I spent so much of 2019 dreaming about you. I had such great dreams and plans for this glorious time. When you arrived on New Years day I was more sick than ever before. Should I have known then? A week later, I received an IV of fluids in the emergency clinic because of my body’s instability and dehydration. I dropped pounds I couldn’t afford to lose before a scheduled IVF transfer. I force fed myself for months to try and gain some weight back in constant fear of passing out. I thought January may just be a rough start. 2020, I should have known you were going to give me a run for my money. You were difficult from the start.
Then the shots began for our IVF frozen embryo transfer. My body constantly turned on me, warped by the drugs and hormone injections, making it difficult to stand most days. I powered through and looked ahead with so much hope. The spring will be brighter! We will travel to London after this is all over, or so I thought.
We canceled a Floridan adventure the first week in March because I just didn’t feel right about going. That week the global pandemic was declared as well as a national state of emergency. My gut feeling didn’t seem so silly then. I’m glad I wasn’t thousands of miles away from Jo when all of this happened, but I didn’t realize I was giving up my last shot at a vacation for the year. The rest unfolds like an unbelievable end of the world novel.

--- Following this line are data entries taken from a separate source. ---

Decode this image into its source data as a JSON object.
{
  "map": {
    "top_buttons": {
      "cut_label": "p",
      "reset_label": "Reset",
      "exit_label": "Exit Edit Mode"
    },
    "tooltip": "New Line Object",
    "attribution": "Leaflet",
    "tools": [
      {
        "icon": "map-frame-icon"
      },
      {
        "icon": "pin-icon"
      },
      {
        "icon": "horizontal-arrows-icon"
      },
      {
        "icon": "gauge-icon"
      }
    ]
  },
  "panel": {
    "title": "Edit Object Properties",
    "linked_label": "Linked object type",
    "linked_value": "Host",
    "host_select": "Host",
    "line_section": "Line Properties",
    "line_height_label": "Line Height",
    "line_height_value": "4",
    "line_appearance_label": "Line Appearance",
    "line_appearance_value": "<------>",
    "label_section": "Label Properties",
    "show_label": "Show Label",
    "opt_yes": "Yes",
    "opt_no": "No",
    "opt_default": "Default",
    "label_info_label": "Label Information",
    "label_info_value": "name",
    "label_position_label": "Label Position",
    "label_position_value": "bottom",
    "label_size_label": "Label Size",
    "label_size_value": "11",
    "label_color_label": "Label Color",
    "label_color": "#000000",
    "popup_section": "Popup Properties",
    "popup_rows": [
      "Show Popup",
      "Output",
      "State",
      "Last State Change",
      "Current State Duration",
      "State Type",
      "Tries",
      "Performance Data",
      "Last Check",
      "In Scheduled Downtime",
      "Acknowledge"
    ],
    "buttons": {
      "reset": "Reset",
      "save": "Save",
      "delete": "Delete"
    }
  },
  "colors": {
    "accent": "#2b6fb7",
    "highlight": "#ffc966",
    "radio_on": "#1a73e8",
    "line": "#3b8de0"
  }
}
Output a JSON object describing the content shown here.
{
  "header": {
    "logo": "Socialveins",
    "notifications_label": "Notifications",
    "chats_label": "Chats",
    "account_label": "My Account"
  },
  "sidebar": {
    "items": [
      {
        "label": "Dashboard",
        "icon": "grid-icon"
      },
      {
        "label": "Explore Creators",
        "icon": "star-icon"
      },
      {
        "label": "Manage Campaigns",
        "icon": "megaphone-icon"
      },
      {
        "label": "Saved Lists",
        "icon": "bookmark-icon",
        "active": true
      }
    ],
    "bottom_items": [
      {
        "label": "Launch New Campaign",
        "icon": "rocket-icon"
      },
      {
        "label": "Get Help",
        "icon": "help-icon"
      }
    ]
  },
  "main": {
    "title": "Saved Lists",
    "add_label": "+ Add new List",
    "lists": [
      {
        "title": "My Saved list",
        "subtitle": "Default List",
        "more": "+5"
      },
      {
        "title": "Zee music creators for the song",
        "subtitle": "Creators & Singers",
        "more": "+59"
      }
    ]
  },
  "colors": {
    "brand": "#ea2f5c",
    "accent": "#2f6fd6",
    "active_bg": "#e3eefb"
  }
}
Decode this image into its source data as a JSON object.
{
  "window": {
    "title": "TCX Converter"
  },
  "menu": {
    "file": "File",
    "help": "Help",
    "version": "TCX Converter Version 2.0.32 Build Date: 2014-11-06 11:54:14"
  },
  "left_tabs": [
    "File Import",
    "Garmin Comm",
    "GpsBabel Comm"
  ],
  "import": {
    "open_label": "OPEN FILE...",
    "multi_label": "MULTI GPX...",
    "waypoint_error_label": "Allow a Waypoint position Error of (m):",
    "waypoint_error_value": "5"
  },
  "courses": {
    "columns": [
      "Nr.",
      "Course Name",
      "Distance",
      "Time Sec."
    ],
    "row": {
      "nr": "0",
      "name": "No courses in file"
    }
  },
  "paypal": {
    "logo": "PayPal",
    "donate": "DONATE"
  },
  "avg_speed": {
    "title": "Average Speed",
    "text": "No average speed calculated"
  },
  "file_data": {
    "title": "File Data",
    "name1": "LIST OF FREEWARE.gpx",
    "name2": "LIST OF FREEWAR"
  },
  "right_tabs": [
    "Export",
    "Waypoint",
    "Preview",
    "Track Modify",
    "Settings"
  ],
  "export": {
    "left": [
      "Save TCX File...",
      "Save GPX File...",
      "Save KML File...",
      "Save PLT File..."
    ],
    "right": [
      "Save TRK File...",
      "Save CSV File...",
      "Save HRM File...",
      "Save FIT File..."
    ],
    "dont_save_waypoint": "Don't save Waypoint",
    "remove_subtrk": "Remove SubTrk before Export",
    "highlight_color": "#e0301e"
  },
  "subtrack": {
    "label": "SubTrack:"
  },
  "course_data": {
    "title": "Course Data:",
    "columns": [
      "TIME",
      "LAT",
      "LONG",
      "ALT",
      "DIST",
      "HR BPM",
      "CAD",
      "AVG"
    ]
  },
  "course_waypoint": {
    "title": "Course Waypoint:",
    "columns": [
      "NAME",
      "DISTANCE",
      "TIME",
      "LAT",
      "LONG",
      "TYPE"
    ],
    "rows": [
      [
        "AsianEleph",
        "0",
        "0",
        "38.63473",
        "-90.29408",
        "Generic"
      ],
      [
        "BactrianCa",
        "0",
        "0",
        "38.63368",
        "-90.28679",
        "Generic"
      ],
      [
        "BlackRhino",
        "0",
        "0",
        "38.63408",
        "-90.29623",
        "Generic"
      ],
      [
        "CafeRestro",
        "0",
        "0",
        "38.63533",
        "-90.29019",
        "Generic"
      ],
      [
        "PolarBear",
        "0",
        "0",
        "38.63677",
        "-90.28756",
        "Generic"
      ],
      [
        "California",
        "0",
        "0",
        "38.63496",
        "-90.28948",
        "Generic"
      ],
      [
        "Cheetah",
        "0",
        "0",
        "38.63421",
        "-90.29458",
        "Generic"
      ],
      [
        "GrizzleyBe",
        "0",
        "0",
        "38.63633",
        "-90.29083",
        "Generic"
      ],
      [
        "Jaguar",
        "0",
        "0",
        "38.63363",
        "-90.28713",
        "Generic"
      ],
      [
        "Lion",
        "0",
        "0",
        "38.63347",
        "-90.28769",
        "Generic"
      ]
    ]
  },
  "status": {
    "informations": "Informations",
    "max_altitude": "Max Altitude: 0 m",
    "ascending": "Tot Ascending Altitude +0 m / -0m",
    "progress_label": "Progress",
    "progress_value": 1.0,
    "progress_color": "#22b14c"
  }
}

All the events of this year have been beyond challenging. No one has been untouched by the tragedy, rawness, and weight this year has invited.
In reflection, I am faced with the truth of what hardship brings out of people. Hardship makes us cling to what really matters and reveals our most authentic selves. Hardship uncovers the beauty that unintentionally gets buried in the everyday. Hardship is what makes life so damn beautiful.
This year has made us cry, it has caused us to ache, it has brought discomfort no one could have predicted. But with it, this year has brought beauty, connection, and a necessary pause.
When I look at my camera roll from the last six months, I don’t see anything but beauty. Even on the days I knew were the hardest and darkest I remember them with a smile, even the tearful moments. Thinking “Wow, I survived this. and I am more in tune with myself because of it.”.
2020, You have brought your worst. You have brought truths we didn’t want to address. You have invited the ugly that we did not want to see and made us sit with it.
I thank you for your blunt and unapologetic self. I thank you for showing me who I am and who I would like to become. I thank you for forcing me to sit with the discomfort that lives inside of me and my world. I thank you for showing me what I want to work to change in me, in my home, and in my community.
2020, You have changed me in the deepest way. Through tears and anger, I am learning to rebuild what I am and how I show up in the world.
When this catastrophic year comes to a close, I’d like to believe we will all be better for leaning into the discomfort that is has brought. I hope we all stand a little taller on new year’s eve knowing that we are wiser having battled through such a journey as this together. We are mightier that we know, but after this year we all have a glimpse of what we are able to withstand.
This year, we have done hard things. We are capable of so much more. On the dark days when we are tired and beat down by the challenges that have been brought to our doorstep, I move to lean in to the discomfort. Invite it in and sit with it, allowing it to change your heart and mind. Embrace the ugly so it can show you your beautiful.